HOW TO COMPLETE THIS TASK =
The answer must be every line from the entries below that includes "title".

GIVEN ENTRIES =
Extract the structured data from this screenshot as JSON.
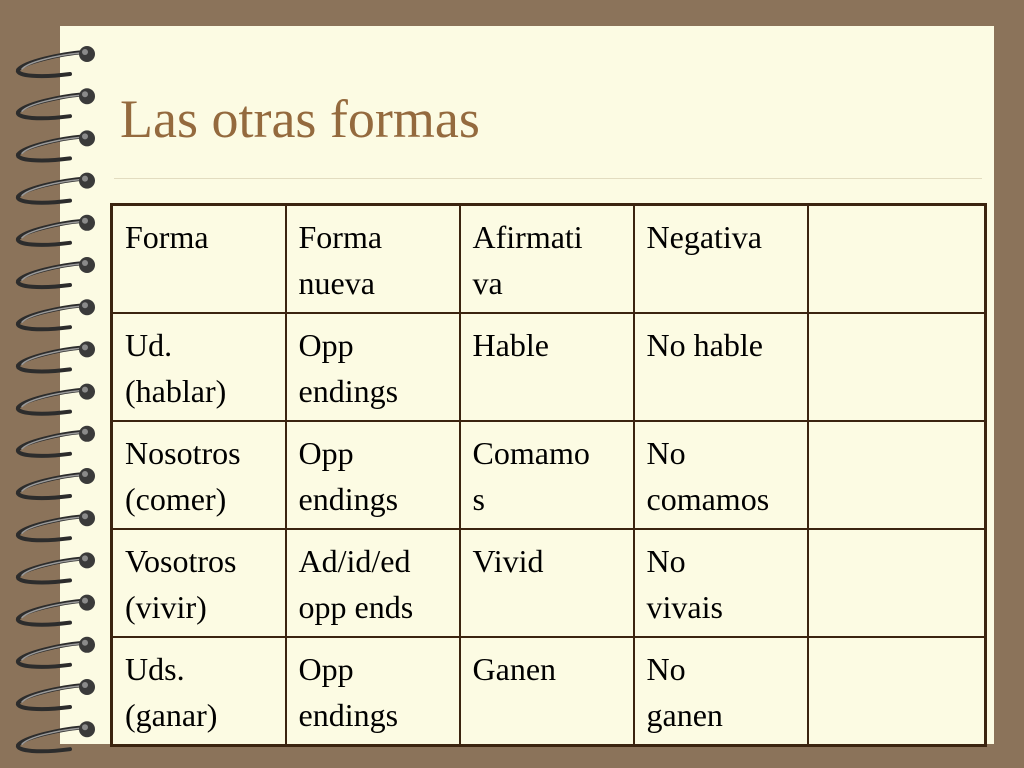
{
  "title": "Las otras formas",
  "table": {
    "rows": [
      [
        [
          "Forma"
        ],
        [
          "Forma",
          "nueva"
        ],
        [
          "Afirmati",
          "va"
        ],
        [
          "Negativa"
        ],
        [
          ""
        ]
      ],
      [
        [
          "Ud.",
          "(hablar)"
        ],
        [
          "Opp",
          "endings"
        ],
        [
          "Hable"
        ],
        [
          "No hable"
        ],
        [
          ""
        ]
      ],
      [
        [
          "Nosotros",
          "(comer)"
        ],
        [
          "Opp",
          "endings"
        ],
        [
          "Comamo",
          "s"
        ],
        [
          "No",
          "comamos"
        ],
        [
          ""
        ]
      ],
      [
        [
          "Vosotros",
          "(vivir)"
        ],
        [
          "Ad/id/ed",
          "opp ends"
        ],
        [
          "Vivid"
        ],
        [
          "No",
          "vivais"
        ],
        [
          ""
        ]
      ],
      [
        [
          "Uds.",
          "(ganar)"
        ],
        [
          "Opp",
          "endings"
        ],
        [
          "Ganen"
        ],
        [
          "No",
          "ganen"
        ],
        [
          ""
        ]
      ]
    ]
  },
  "colors": {
    "background": "#8b735a",
    "page": "#fcfbe3",
    "title": "#946a3e",
    "border": "#3b2410"
  },
  "icons": {
    "binding": "spiral-ring-icon"
  }
}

SOLUTION TO THE EXERCISE =
  "title": "Las otras formas",
    "title": "#946a3e",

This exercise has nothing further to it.